THE PROBLEM:
Look for "icon" in each line of the entries, and return the matching lines.

--- MATERIAL SUPPLIED ---

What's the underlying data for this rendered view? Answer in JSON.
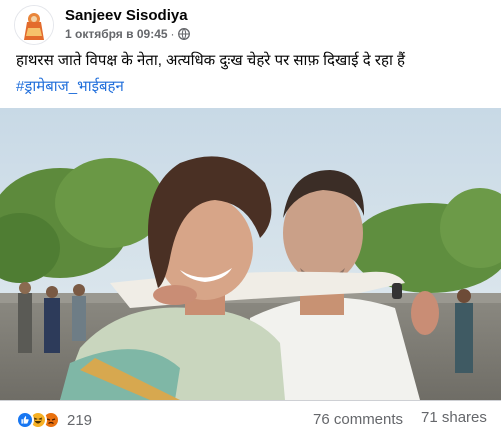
{
  "post": {
    "author": "Sanjeev Sisodiya",
    "timestamp": "1 октября в 09:45",
    "separator": "·",
    "privacy_icon": "globe-icon",
    "text": "हाथरस जाते विपक्ष के नेता, अत्यधिक दुःख चेहरे पर साफ़ दिखाई दे रहा हैं",
    "hashtag": "#ड्रामेबाज_भाईबहन"
  },
  "footer": {
    "reactions": [
      "like-icon",
      "haha-icon",
      "angry-icon"
    ],
    "reaction_count": "219",
    "comments": "76 comments",
    "shares": "71 shares"
  },
  "colors": {
    "link": "#216fdb",
    "secondary_text": "#65676b",
    "like_blue": "#1877f2",
    "haha_yellow": "#f7b125",
    "angry_orange": "#e9710f"
  }
}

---

OUTPUT OF THE TASK:
    "privacy_icon": "globe-icon",
      "like-icon",
      "haha-icon",
      "angry-icon"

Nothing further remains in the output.